[MATERIAL FOR THIS TASK — start]

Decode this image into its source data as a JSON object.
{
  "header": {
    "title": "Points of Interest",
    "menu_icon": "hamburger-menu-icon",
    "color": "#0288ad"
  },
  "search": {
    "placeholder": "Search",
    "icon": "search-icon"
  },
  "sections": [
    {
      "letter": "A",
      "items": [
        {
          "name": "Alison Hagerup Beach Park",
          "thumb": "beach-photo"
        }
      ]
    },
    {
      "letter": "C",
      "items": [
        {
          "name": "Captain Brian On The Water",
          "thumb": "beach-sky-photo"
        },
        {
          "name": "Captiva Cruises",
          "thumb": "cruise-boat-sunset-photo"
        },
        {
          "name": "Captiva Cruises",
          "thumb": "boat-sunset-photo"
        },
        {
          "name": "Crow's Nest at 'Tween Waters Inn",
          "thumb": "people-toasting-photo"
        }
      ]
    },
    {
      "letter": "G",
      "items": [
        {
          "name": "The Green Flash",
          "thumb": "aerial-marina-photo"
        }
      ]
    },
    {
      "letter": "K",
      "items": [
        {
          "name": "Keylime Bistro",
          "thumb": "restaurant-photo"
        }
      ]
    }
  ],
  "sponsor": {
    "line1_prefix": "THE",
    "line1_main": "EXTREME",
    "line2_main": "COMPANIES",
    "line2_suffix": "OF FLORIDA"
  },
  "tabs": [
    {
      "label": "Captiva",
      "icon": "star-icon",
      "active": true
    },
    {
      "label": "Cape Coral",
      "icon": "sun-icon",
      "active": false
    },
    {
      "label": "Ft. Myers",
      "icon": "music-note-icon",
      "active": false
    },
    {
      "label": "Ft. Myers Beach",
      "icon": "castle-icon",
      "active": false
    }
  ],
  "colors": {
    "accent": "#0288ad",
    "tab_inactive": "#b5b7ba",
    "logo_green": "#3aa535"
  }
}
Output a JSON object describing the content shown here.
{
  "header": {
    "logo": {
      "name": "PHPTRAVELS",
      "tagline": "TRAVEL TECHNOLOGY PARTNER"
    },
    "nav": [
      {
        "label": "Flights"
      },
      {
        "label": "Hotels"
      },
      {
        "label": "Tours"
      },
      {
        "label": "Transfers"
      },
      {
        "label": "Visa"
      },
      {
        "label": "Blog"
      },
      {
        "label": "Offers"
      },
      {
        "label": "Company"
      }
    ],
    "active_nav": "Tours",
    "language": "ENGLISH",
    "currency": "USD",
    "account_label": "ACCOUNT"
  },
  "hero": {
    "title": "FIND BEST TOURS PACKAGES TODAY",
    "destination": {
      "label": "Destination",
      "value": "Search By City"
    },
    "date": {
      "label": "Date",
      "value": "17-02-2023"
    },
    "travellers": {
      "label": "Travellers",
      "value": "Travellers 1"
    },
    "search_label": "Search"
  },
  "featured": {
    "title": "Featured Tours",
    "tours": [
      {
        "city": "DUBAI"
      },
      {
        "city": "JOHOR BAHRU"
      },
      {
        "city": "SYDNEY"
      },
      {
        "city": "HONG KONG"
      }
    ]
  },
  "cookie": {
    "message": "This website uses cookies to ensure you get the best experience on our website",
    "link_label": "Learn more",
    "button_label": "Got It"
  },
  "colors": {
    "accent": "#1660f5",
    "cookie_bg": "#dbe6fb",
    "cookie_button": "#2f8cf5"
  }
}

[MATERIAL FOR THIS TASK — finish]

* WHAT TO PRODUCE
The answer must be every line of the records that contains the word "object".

* EXERCISE RESPONSE
Decode this image into its source data as a JSON object.
Output a JSON object describing the content shown here.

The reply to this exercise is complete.